Gene therapy promises much, but real breakthroughs have so far been few and far between. Today, though, we have a glimpse of what the future might hold. An Aids patient also suffering from leukaemia was given a transplant at a Berlin hospital with bone marrow from someone with a genetic resistance to HIV. The man, who had taken antiretroviral drugs for a decade, has now been free of HIV for two years.

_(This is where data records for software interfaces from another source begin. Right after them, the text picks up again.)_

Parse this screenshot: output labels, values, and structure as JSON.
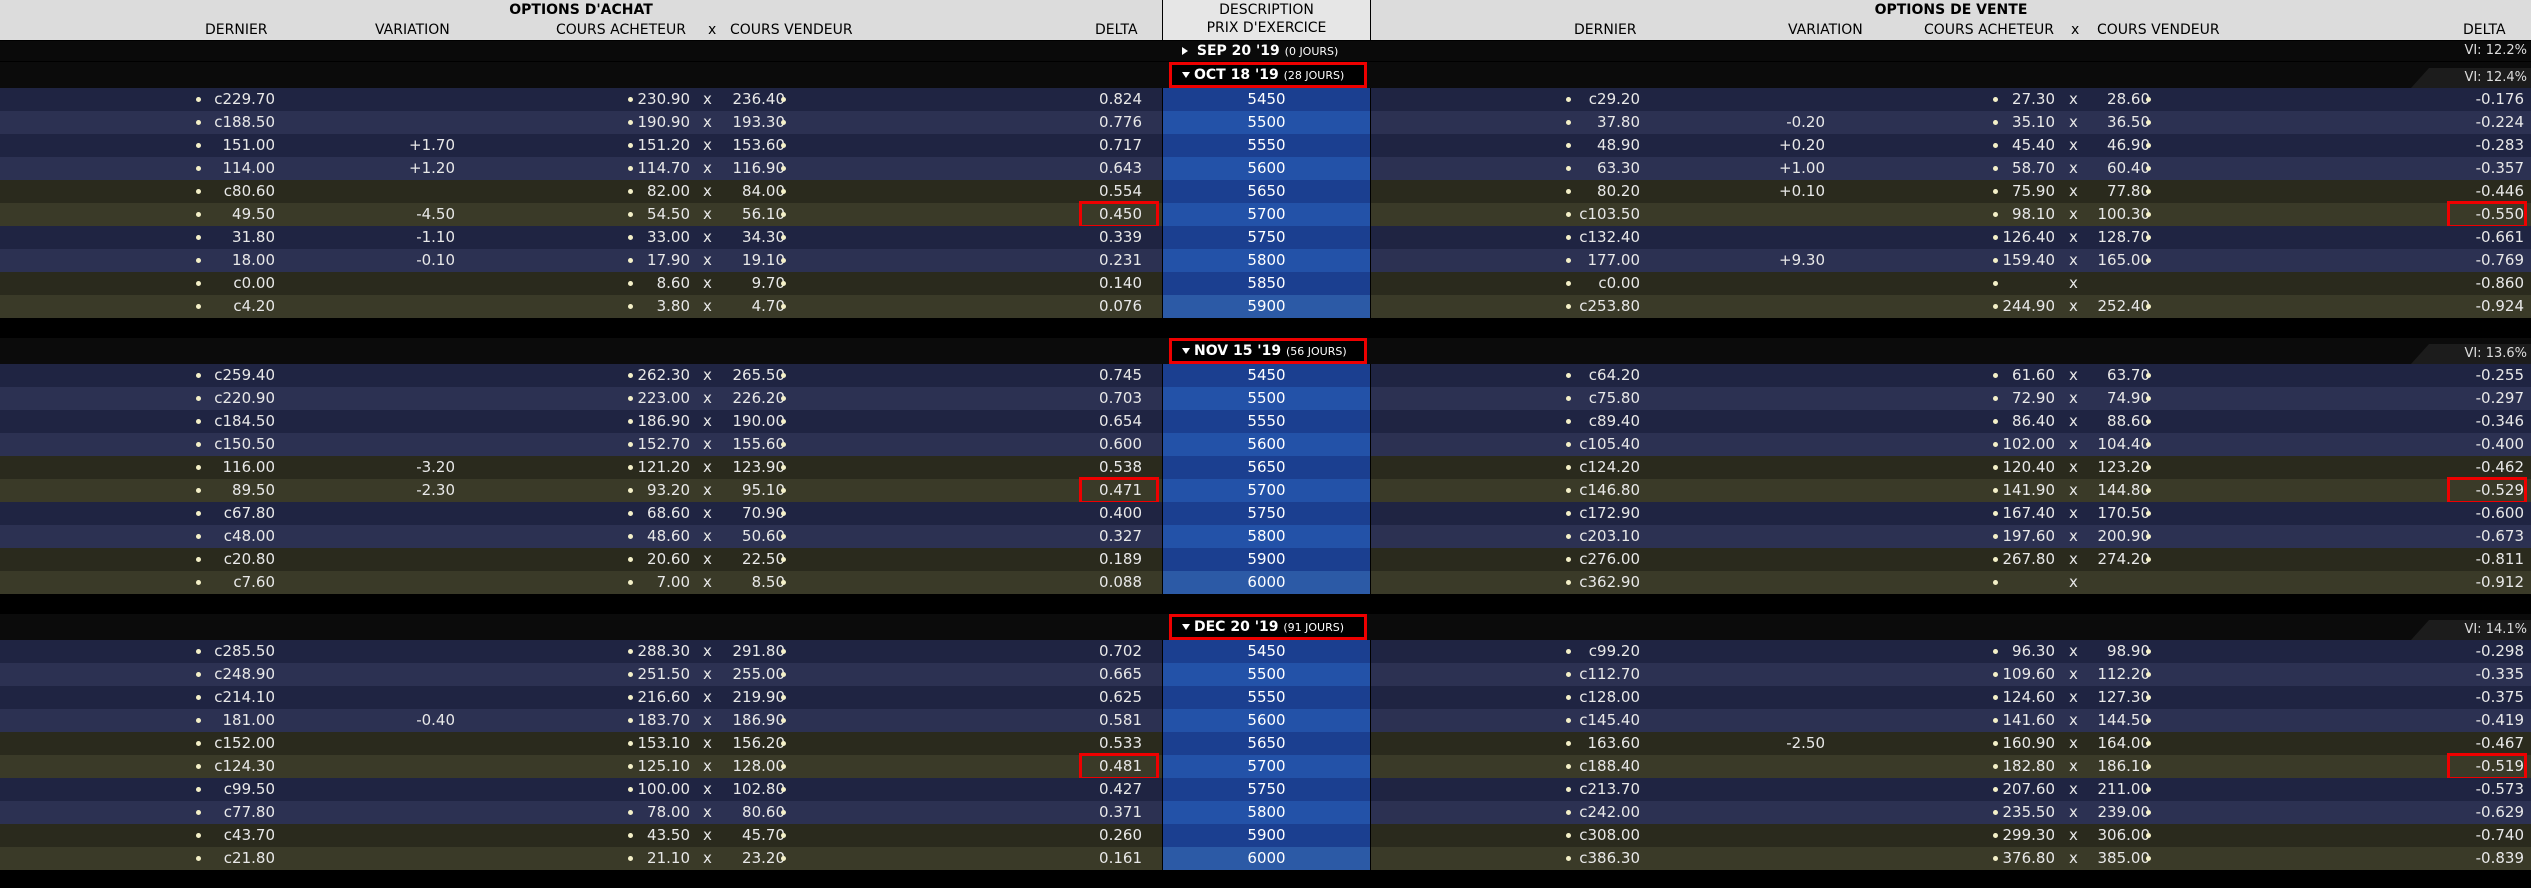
{
  "headers": {
    "calls_title": "OPTIONS D'ACHAT",
    "puts_title": "OPTIONS DE VENTE",
    "description": "DESCRIPTION",
    "strike": "PRIX D'EXERCICE",
    "last": "DERNIER",
    "change": "VARIATION",
    "bid": "COURS ACHETEUR",
    "x": "x",
    "ask": "COURS VENDEUR",
    "delta": "DELTA"
  },
  "sep_expiry": {
    "label": "SEP 20 '19",
    "days": "(0 JOURS)",
    "vi": "VI: 12.2%"
  },
  "expiries": [
    {
      "label": "OCT 18 '19",
      "days": "(28 JOURS)",
      "vi": "VI: 12.4%",
      "rows": [
        {
          "strike": "5450",
          "c_last": "c229.70",
          "c_chg": "",
          "c_bid": "230.90",
          "c_ask": "236.40",
          "c_delta": "0.824",
          "p_last": "c29.20",
          "p_chg": "",
          "p_bid": "27.30",
          "p_ask": "28.60",
          "p_delta": "-0.176"
        },
        {
          "strike": "5500",
          "c_last": "c188.50",
          "c_chg": "",
          "c_bid": "190.90",
          "c_ask": "193.30",
          "c_delta": "0.776",
          "p_last": "37.80",
          "p_chg": "-0.20",
          "p_bid": "35.10",
          "p_ask": "36.50",
          "p_delta": "-0.224"
        },
        {
          "strike": "5550",
          "c_last": "151.00",
          "c_chg": "+1.70",
          "c_bid": "151.20",
          "c_ask": "153.60",
          "c_delta": "0.717",
          "p_last": "48.90",
          "p_chg": "+0.20",
          "p_bid": "45.40",
          "p_ask": "46.90",
          "p_delta": "-0.283"
        },
        {
          "strike": "5600",
          "c_last": "114.00",
          "c_chg": "+1.20",
          "c_bid": "114.70",
          "c_ask": "116.90",
          "c_delta": "0.643",
          "p_last": "63.30",
          "p_chg": "+1.00",
          "p_bid": "58.70",
          "p_ask": "60.40",
          "p_delta": "-0.357"
        },
        {
          "strike": "5650",
          "c_last": "c80.60",
          "c_chg": "",
          "c_bid": "82.00",
          "c_ask": "84.00",
          "c_delta": "0.554",
          "p_last": "80.20",
          "p_chg": "+0.10",
          "p_bid": "75.90",
          "p_ask": "77.80",
          "p_delta": "-0.446"
        },
        {
          "strike": "5700",
          "c_last": "49.50",
          "c_chg": "-4.50",
          "c_bid": "54.50",
          "c_ask": "56.10",
          "c_delta": "0.450",
          "p_last": "c103.50",
          "p_chg": "",
          "p_bid": "98.10",
          "p_ask": "100.30",
          "p_delta": "-0.550"
        },
        {
          "strike": "5750",
          "c_last": "31.80",
          "c_chg": "-1.10",
          "c_bid": "33.00",
          "c_ask": "34.30",
          "c_delta": "0.339",
          "p_last": "c132.40",
          "p_chg": "",
          "p_bid": "126.40",
          "p_ask": "128.70",
          "p_delta": "-0.661"
        },
        {
          "strike": "5800",
          "c_last": "18.00",
          "c_chg": "-0.10",
          "c_bid": "17.90",
          "c_ask": "19.10",
          "c_delta": "0.231",
          "p_last": "177.00",
          "p_chg": "+9.30",
          "p_bid": "159.40",
          "p_ask": "165.00",
          "p_delta": "-0.769"
        },
        {
          "strike": "5850",
          "c_last": "c0.00",
          "c_chg": "",
          "c_bid": "8.60",
          "c_ask": "9.70",
          "c_delta": "0.140",
          "p_last": "c0.00",
          "p_chg": "",
          "p_bid": "",
          "p_ask": "",
          "p_delta": "-0.860"
        },
        {
          "strike": "5900",
          "c_last": "c4.20",
          "c_chg": "",
          "c_bid": "3.80",
          "c_ask": "4.70",
          "c_delta": "0.076",
          "p_last": "c253.80",
          "p_chg": "",
          "p_bid": "244.90",
          "p_ask": "252.40",
          "p_delta": "-0.924"
        }
      ]
    },
    {
      "label": "NOV 15 '19",
      "days": "(56 JOURS)",
      "vi": "VI: 13.6%",
      "rows": [
        {
          "strike": "5450",
          "c_last": "c259.40",
          "c_chg": "",
          "c_bid": "262.30",
          "c_ask": "265.50",
          "c_delta": "0.745",
          "p_last": "c64.20",
          "p_chg": "",
          "p_bid": "61.60",
          "p_ask": "63.70",
          "p_delta": "-0.255"
        },
        {
          "strike": "5500",
          "c_last": "c220.90",
          "c_chg": "",
          "c_bid": "223.00",
          "c_ask": "226.20",
          "c_delta": "0.703",
          "p_last": "c75.80",
          "p_chg": "",
          "p_bid": "72.90",
          "p_ask": "74.90",
          "p_delta": "-0.297"
        },
        {
          "strike": "5550",
          "c_last": "c184.50",
          "c_chg": "",
          "c_bid": "186.90",
          "c_ask": "190.00",
          "c_delta": "0.654",
          "p_last": "c89.40",
          "p_chg": "",
          "p_bid": "86.40",
          "p_ask": "88.60",
          "p_delta": "-0.346"
        },
        {
          "strike": "5600",
          "c_last": "c150.50",
          "c_chg": "",
          "c_bid": "152.70",
          "c_ask": "155.60",
          "c_delta": "0.600",
          "p_last": "c105.40",
          "p_chg": "",
          "p_bid": "102.00",
          "p_ask": "104.40",
          "p_delta": "-0.400"
        },
        {
          "strike": "5650",
          "c_last": "116.00",
          "c_chg": "-3.20",
          "c_bid": "121.20",
          "c_ask": "123.90",
          "c_delta": "0.538",
          "p_last": "c124.20",
          "p_chg": "",
          "p_bid": "120.40",
          "p_ask": "123.20",
          "p_delta": "-0.462"
        },
        {
          "strike": "5700",
          "c_last": "89.50",
          "c_chg": "-2.30",
          "c_bid": "93.20",
          "c_ask": "95.10",
          "c_delta": "0.471",
          "p_last": "c146.80",
          "p_chg": "",
          "p_bid": "141.90",
          "p_ask": "144.80",
          "p_delta": "-0.529"
        },
        {
          "strike": "5750",
          "c_last": "c67.80",
          "c_chg": "",
          "c_bid": "68.60",
          "c_ask": "70.90",
          "c_delta": "0.400",
          "p_last": "c172.90",
          "p_chg": "",
          "p_bid": "167.40",
          "p_ask": "170.50",
          "p_delta": "-0.600"
        },
        {
          "strike": "5800",
          "c_last": "c48.00",
          "c_chg": "",
          "c_bid": "48.60",
          "c_ask": "50.60",
          "c_delta": "0.327",
          "p_last": "c203.10",
          "p_chg": "",
          "p_bid": "197.60",
          "p_ask": "200.90",
          "p_delta": "-0.673"
        },
        {
          "strike": "5900",
          "c_last": "c20.80",
          "c_chg": "",
          "c_bid": "20.60",
          "c_ask": "22.50",
          "c_delta": "0.189",
          "p_last": "c276.00",
          "p_chg": "",
          "p_bid": "267.80",
          "p_ask": "274.20",
          "p_delta": "-0.811"
        },
        {
          "strike": "6000",
          "c_last": "c7.60",
          "c_chg": "",
          "c_bid": "7.00",
          "c_ask": "8.50",
          "c_delta": "0.088",
          "p_last": "c362.90",
          "p_chg": "",
          "p_bid": "",
          "p_ask": "",
          "p_delta": "-0.912"
        }
      ]
    },
    {
      "label": "DEC 20 '19",
      "days": "(91 JOURS)",
      "vi": "VI: 14.1%",
      "rows": [
        {
          "strike": "5450",
          "c_last": "c285.50",
          "c_chg": "",
          "c_bid": "288.30",
          "c_ask": "291.80",
          "c_delta": "0.702",
          "p_last": "c99.20",
          "p_chg": "",
          "p_bid": "96.30",
          "p_ask": "98.90",
          "p_delta": "-0.298"
        },
        {
          "strike": "5500",
          "c_last": "c248.90",
          "c_chg": "",
          "c_bid": "251.50",
          "c_ask": "255.00",
          "c_delta": "0.665",
          "p_last": "c112.70",
          "p_chg": "",
          "p_bid": "109.60",
          "p_ask": "112.20",
          "p_delta": "-0.335"
        },
        {
          "strike": "5550",
          "c_last": "c214.10",
          "c_chg": "",
          "c_bid": "216.60",
          "c_ask": "219.90",
          "c_delta": "0.625",
          "p_last": "c128.00",
          "p_chg": "",
          "p_bid": "124.60",
          "p_ask": "127.30",
          "p_delta": "-0.375"
        },
        {
          "strike": "5600",
          "c_last": "181.00",
          "c_chg": "-0.40",
          "c_bid": "183.70",
          "c_ask": "186.90",
          "c_delta": "0.581",
          "p_last": "c145.40",
          "p_chg": "",
          "p_bid": "141.60",
          "p_ask": "144.50",
          "p_delta": "-0.419"
        },
        {
          "strike": "5650",
          "c_last": "c152.00",
          "c_chg": "",
          "c_bid": "153.10",
          "c_ask": "156.20",
          "c_delta": "0.533",
          "p_last": "163.60",
          "p_chg": "-2.50",
          "p_bid": "160.90",
          "p_ask": "164.00",
          "p_delta": "-0.467"
        },
        {
          "strike": "5700",
          "c_last": "c124.30",
          "c_chg": "",
          "c_bid": "125.10",
          "c_ask": "128.00",
          "c_delta": "0.481",
          "p_last": "c188.40",
          "p_chg": "",
          "p_bid": "182.80",
          "p_ask": "186.10",
          "p_delta": "-0.519"
        },
        {
          "strike": "5750",
          "c_last": "c99.50",
          "c_chg": "",
          "c_bid": "100.00",
          "c_ask": "102.80",
          "c_delta": "0.427",
          "p_last": "c213.70",
          "p_chg": "",
          "p_bid": "207.60",
          "p_ask": "211.00",
          "p_delta": "-0.573"
        },
        {
          "strike": "5800",
          "c_last": "c77.80",
          "c_chg": "",
          "c_bid": "78.00",
          "c_ask": "80.60",
          "c_delta": "0.371",
          "p_last": "c242.00",
          "p_chg": "",
          "p_bid": "235.50",
          "p_ask": "239.00",
          "p_delta": "-0.629"
        },
        {
          "strike": "5900",
          "c_last": "c43.70",
          "c_chg": "",
          "c_bid": "43.50",
          "c_ask": "45.70",
          "c_delta": "0.260",
          "p_last": "c308.00",
          "p_chg": "",
          "p_bid": "299.30",
          "p_ask": "306.00",
          "p_delta": "-0.740"
        },
        {
          "strike": "6000",
          "c_last": "c21.80",
          "c_chg": "",
          "c_bid": "21.10",
          "c_ask": "23.20",
          "c_delta": "0.161",
          "p_last": "c386.30",
          "p_chg": "",
          "p_bid": "376.80",
          "p_ask": "385.00",
          "p_delta": "-0.839"
        }
      ]
    }
  ],
  "colors": {
    "accent_red": "#e00000",
    "strike_blue": "#1a3f8f",
    "row_navy_a": "#1e2340",
    "row_navy_b": "#2a2f4f",
    "row_olive_a": "#2a2a1e",
    "row_olive_b": "#3b3b28"
  }
}
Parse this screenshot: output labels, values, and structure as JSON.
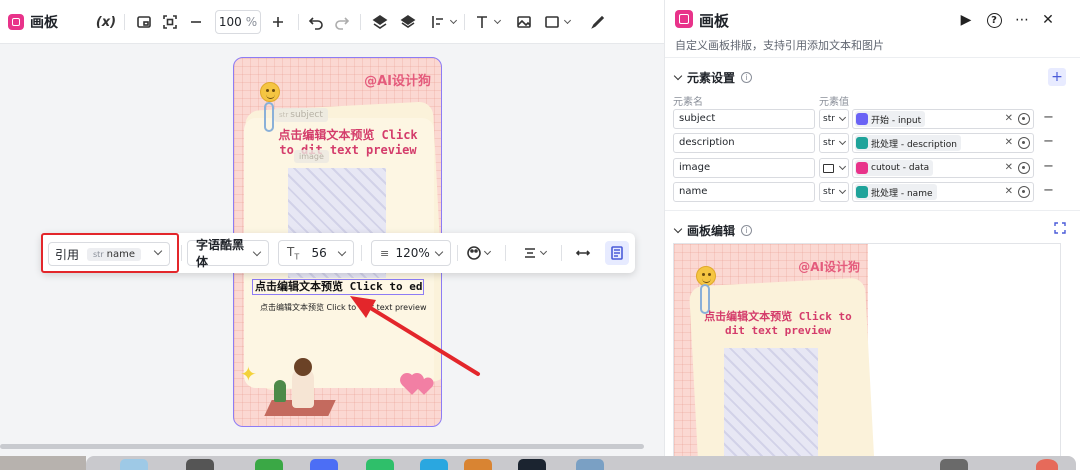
{
  "app": {
    "title": "画板"
  },
  "toolbar": {
    "variable_label": "(x)",
    "zoom_value": "100",
    "zoom_unit": "%"
  },
  "canvas": {
    "poster": {
      "brand": "@AI设计狗",
      "subject_placeholder_type": "str",
      "subject_placeholder": "subject",
      "image_placeholder": "image",
      "title": "点击编辑文本预览 Click to dit text preview",
      "selected_text": "点击编辑文本预览 Click to edi",
      "subtext": "点击编辑文本预览 Click to edit text preview"
    },
    "text_toolbar": {
      "ref_label": "引用",
      "ref_type": "str",
      "ref_value": "name",
      "font_name": "字语酷黑体",
      "font_size": "56",
      "line_height": "120%"
    }
  },
  "panel": {
    "title": "画板",
    "description": "自定义画板排版，支持引用添加文本和图片",
    "element_settings": {
      "header": "元素设置",
      "col_name": "元素名",
      "col_value": "元素值",
      "rows": [
        {
          "name": "subject",
          "type": "str",
          "value": "开始 - input",
          "icon_color": "#6a63f5"
        },
        {
          "name": "description",
          "type": "str",
          "value": "批处理 - description",
          "icon_color": "#1fa39a"
        },
        {
          "name": "image",
          "type": "img",
          "value": "cutout - data",
          "icon_color": "#e8338a"
        },
        {
          "name": "name",
          "type": "str",
          "value": "批处理 - name",
          "icon_color": "#1fa39a"
        }
      ]
    },
    "board_edit": {
      "header": "画板编辑",
      "preview_brand": "@AI设计狗",
      "preview_title": "点击编辑文本预览 Click to dit text preview"
    }
  },
  "colors": {
    "accent": "#e8338a",
    "selection": "#8d7cf5",
    "annotation": "#e3262b"
  }
}
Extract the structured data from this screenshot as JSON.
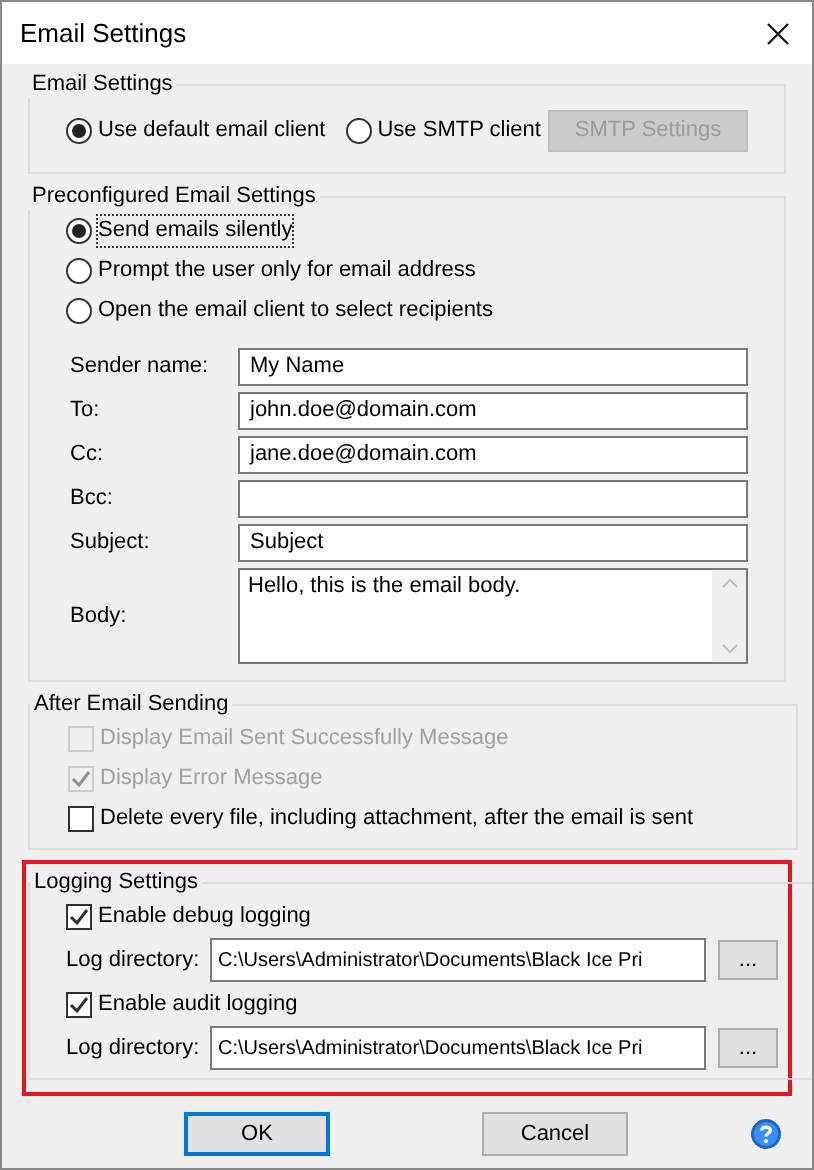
{
  "window": {
    "title": "Email Settings"
  },
  "email_settings": {
    "legend": "Email Settings",
    "options": [
      {
        "label": "Use default email client",
        "selected": true
      },
      {
        "label": "Use SMTP client",
        "selected": false
      }
    ],
    "smtp_button": {
      "label": "SMTP Settings",
      "disabled": true
    }
  },
  "preconfigured": {
    "legend": "Preconfigured Email Settings",
    "options": [
      {
        "label": "Send emails silently",
        "selected": true,
        "focused": true
      },
      {
        "label": "Prompt the user only for email address",
        "selected": false,
        "focused": false
      },
      {
        "label": "Open the email client to select recipients",
        "selected": false,
        "focused": false
      }
    ],
    "fields": [
      {
        "label": "Sender name:",
        "value": "My Name",
        "kind": "line"
      },
      {
        "label": "To:",
        "value": "john.doe@domain.com",
        "kind": "line"
      },
      {
        "label": "Cc:",
        "value": "jane.doe@domain.com",
        "kind": "line"
      },
      {
        "label": "Bcc:",
        "kind": "line"
      },
      {
        "label": "Subject:",
        "value": "Subject",
        "kind": "line"
      },
      {
        "label": "Body:",
        "value": "Hello, this is the email body.",
        "kind": "multiline"
      }
    ]
  },
  "after_sending": {
    "legend": "After Email Sending",
    "checkboxes": [
      {
        "label": "Display Email Sent Successfully Message",
        "checked": false,
        "disabled": true
      },
      {
        "label": "Display Error Message",
        "checked": true,
        "disabled": true
      },
      {
        "label": "Delete every file, including attachment, after the email is sent",
        "checked": false,
        "disabled": false
      }
    ]
  },
  "logging": {
    "legend": "Logging Settings",
    "highlighted": true,
    "entries": [
      {
        "label": "Enable debug logging",
        "checked": true,
        "directory_label": "Log directory:",
        "directory": "C:\\Users\\Administrator\\Documents\\Black Ice Pri",
        "browse": "..."
      },
      {
        "label": "Enable audit logging",
        "checked": true,
        "directory_label": "Log directory:",
        "directory": "C:\\Users\\Administrator\\Documents\\Black Ice Pri",
        "browse": "..."
      }
    ]
  },
  "buttons": [
    {
      "label": "OK",
      "default": true
    },
    {
      "label": "Cancel",
      "default": false
    }
  ]
}
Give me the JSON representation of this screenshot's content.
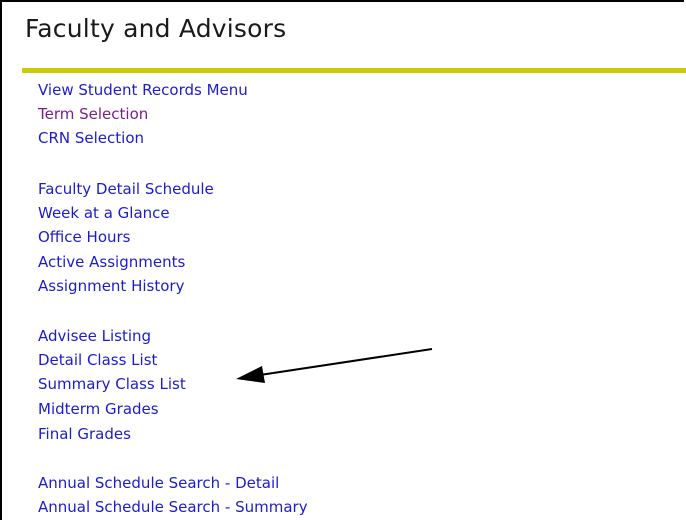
{
  "page": {
    "title": "Faculty and Advisors"
  },
  "colors": {
    "rule": "#cccc00",
    "link": "#1c1ccc",
    "visited_link": "#7a1f8a",
    "arrow": "#000000"
  },
  "menu": {
    "group1": [
      {
        "label": "View Student Records Menu",
        "visited": false
      },
      {
        "label": "Term Selection",
        "visited": true
      },
      {
        "label": "CRN Selection",
        "visited": false
      }
    ],
    "group2": [
      {
        "label": "Faculty Detail Schedule",
        "visited": false
      },
      {
        "label": "Week at a Glance",
        "visited": false
      },
      {
        "label": "Office Hours",
        "visited": false
      },
      {
        "label": "Active Assignments",
        "visited": false
      },
      {
        "label": "Assignment History",
        "visited": false
      }
    ],
    "group3": [
      {
        "label": "Advisee Listing",
        "visited": false
      },
      {
        "label": "Detail Class List",
        "visited": false
      },
      {
        "label": "Summary Class List",
        "visited": false
      },
      {
        "label": "Midterm Grades",
        "visited": false
      },
      {
        "label": "Final Grades",
        "visited": false
      }
    ],
    "group4": [
      {
        "label": "Annual Schedule Search - Detail",
        "visited": false
      },
      {
        "label": "Annual Schedule Search - Summary",
        "visited": false
      }
    ]
  },
  "annotation": {
    "arrow_target": "Summary Class List"
  }
}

Doctors are, quite reasonably, cautious. They warn that the HIV could return. Bone-marrow transplants hold dangers of their own, and finding donors is not easy. But the longer the man survives without antiretroviral drugs, the more hopes such pioneering treatment will inspire. A one-off operation that would replace a lifetime on drugs could be preferable to many people – and to cash-strapped health services. Although treatments developed from bone-marrow transplants are not cheap, the operation has already paid for itself in terms of the drugs saved.Reuse content